The families of 9/11 victims say the FBI document validates their claim that Saudi Arabia played a role in the attacks.



It was called Operation Encore - a secret FBI investigation into connections between Saudi Arabia and the hijackers who carried out the attacks on 9/11. The families of the victims have wanted to see a 16-page document that summarized that investigation for years. And last night, they got it. The Biden administration made it public, or at least a redacted version of it, and it tells a complicated story and offers a fuller picture of the help that some of the hijackers received in this country earlier than official accounts. NPR's Laura Sullivan joins us now with the details. Good morning.

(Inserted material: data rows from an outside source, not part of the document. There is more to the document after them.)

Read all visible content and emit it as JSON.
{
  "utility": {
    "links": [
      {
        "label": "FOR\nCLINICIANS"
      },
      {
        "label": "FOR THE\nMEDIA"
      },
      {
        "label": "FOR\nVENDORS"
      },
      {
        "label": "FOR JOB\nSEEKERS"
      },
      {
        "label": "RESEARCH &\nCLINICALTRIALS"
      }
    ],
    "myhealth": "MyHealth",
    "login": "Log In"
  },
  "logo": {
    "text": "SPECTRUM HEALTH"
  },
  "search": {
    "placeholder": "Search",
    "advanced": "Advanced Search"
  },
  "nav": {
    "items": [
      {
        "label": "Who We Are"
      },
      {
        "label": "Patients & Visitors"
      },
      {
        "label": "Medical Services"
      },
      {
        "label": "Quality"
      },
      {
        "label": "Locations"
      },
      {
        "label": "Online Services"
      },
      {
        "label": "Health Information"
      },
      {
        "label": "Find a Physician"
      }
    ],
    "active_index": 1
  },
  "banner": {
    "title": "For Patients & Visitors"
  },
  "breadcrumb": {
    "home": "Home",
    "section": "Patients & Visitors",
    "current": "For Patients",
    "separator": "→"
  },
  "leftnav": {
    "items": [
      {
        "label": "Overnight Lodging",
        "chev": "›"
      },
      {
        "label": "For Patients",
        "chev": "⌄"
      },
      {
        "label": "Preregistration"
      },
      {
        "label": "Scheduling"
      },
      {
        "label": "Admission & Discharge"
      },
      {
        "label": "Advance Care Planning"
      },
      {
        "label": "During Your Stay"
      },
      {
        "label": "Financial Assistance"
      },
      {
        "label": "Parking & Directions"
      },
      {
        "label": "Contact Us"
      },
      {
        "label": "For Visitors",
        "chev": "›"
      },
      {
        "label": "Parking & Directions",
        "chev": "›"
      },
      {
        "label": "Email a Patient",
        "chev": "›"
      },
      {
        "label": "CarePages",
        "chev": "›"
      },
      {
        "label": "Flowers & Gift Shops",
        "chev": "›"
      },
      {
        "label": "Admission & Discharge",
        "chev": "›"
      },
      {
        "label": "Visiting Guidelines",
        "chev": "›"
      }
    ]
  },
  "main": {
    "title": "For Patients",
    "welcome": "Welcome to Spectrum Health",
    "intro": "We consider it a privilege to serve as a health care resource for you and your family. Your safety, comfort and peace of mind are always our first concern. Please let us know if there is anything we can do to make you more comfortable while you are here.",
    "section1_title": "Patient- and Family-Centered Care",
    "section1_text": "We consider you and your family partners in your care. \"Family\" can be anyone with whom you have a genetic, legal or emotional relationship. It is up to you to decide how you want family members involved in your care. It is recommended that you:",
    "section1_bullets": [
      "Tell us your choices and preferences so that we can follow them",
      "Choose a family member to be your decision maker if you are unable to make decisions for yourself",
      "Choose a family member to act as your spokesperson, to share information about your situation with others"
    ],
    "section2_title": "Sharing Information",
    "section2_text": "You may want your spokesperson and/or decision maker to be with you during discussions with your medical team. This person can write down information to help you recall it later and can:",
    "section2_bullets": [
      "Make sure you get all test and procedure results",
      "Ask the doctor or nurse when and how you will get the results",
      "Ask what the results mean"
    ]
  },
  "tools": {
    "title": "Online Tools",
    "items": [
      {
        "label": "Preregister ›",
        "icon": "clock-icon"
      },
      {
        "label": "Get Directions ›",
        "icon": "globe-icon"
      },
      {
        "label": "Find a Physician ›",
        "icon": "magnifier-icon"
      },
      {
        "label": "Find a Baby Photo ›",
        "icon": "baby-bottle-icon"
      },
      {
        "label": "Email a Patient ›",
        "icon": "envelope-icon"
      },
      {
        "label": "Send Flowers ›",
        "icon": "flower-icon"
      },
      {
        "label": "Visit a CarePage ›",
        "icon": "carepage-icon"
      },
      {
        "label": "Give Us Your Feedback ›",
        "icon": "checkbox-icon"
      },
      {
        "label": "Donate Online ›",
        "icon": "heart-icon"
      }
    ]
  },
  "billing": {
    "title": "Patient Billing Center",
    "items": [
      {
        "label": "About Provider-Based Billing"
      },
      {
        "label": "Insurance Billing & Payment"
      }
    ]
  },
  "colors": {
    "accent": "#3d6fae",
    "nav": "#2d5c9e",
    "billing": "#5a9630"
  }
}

LAURA SULLIVAN, BYLINE: Good morning, Lulu.

GARCIA-NAVARRO: So remind us, what was Operation Encore looking into and why have the families felt it was so important?

SULLIVAN: Operation Encore was an FBI investigation that took a new look at the planning of the 9/11 attacks - I mean, specifically whether the hijackers had the help of the Saudi Arabian government. And at the end of it, agents put together this 16-page report. And the document does not draw a link between the Saudi government and the attacks or come to any conclusion on that, but it does add some new details that change how we understand how the attacks took place - I mean, namely how 19 hijackers, most of whom were Saudi and did not speak English or had spent any time in the West, pulled it off without help. The most authoritative report on 9/11 is still the 9/11 commission report published in 2004, which left many of these questions unanswered.

GARCIA-NAVARRO: So how were these findings different in this new report?

SULLIVAN: So the 2004 report has these two main characters who are depicted in this almost sort of positive light. There's this one man, a Saudi government employee who allegedly stumbled into this chance meeting with the hijackers in a restaurant. He's described as gregarious and almost pro-American. This new report finds that that meeting was pre-planned and orchestrated and that he had multiple ties to extremists. He told a witness that the Islamic community was at jihad with the United States. And there's also this other man with Saudi diplomatic status in Los Angeles who comes across very different. The original investigation found no evidence that he provided any assistance. This new report found that he tasked an associate with helping hijackers. And it describes them - you know, he described them as very significant people, and this is more than a year before the attacks. The new report also basically found both men were just one or two people away from others on what was basically, like, a phone tree of known international terrorists.

GARCIA-NAVARRO: Hanging over this, of course, is what the government of Saudi Arabia knew. Families are suing the government of Saudi Arabia. So what has that government said about these allegations?

SULLIVAN: The Saudi government has long held that any connections that - you know, that come up like this are coincidental and that none of this points to Saudi government complicity. They said in a statement this week that they had no previous knowledge of the attacks and have been tremendous partners with the United States in fighting al-Qaida. The victims' families believe that this report vindicates what they've been saying, which is not only that there were Saudi nationals with government status that helped the hijackers but also that the U.S. government has had more information than it's acknowledged all along.

GARCIA-NAVARRO: Well, are there more documents still to be released?

SULLIVAN: So there are, and the Biden administration has vowed to release all relevant records it has on the events leading up to the attacks and has promised to get the families - to get them to the families in the next six months. But, you know, it's been slow coming. They've been trying to get them for years, and we'll have to see what they end up being able to do in that time frame.

GARCIA-NAVARRO: That's NPR's Laura Sullivan. Thank you very much.

SULLIVAN: Thanks so much, Lulu. Transcript provided by NPR, Copyright NPR.